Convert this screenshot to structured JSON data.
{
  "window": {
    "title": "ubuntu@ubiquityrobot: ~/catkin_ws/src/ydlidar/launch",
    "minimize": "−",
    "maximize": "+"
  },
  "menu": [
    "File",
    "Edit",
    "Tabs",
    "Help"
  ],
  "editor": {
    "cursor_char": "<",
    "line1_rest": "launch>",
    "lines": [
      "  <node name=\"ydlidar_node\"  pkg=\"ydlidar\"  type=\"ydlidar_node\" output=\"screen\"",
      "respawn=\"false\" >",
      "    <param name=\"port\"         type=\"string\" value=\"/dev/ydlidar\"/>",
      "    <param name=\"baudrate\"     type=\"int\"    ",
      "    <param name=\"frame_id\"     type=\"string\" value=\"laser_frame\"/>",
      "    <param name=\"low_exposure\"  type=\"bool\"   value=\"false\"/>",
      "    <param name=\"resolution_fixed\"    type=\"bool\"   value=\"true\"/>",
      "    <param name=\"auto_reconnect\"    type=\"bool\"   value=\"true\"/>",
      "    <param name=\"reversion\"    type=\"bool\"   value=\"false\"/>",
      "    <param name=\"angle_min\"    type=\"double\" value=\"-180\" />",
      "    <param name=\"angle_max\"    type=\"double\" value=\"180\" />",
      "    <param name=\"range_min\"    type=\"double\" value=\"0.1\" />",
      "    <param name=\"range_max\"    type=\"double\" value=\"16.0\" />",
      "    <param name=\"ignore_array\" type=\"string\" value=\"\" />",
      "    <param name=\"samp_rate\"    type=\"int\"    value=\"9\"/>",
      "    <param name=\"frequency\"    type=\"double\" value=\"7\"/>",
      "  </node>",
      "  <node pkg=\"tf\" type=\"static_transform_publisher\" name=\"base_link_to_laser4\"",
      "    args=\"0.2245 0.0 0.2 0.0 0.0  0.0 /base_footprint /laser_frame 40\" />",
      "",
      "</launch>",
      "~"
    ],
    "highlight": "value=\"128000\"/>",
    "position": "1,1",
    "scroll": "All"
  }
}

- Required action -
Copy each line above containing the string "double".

- Expected answer -
      "    <param name=\"angle_min\"    type=\"double\" value=\"-180\" />",
      "    <param name=\"angle_max\"    type=\"double\" value=\"180\" />",
      "    <param name=\"range_min\"    type=\"double\" value=\"0.1\" />",
      "    <param name=\"range_max\"    type=\"double\" value=\"16.0\" />",
      "    <param name=\"frequency\"    type=\"double\" value=\"7\"/>",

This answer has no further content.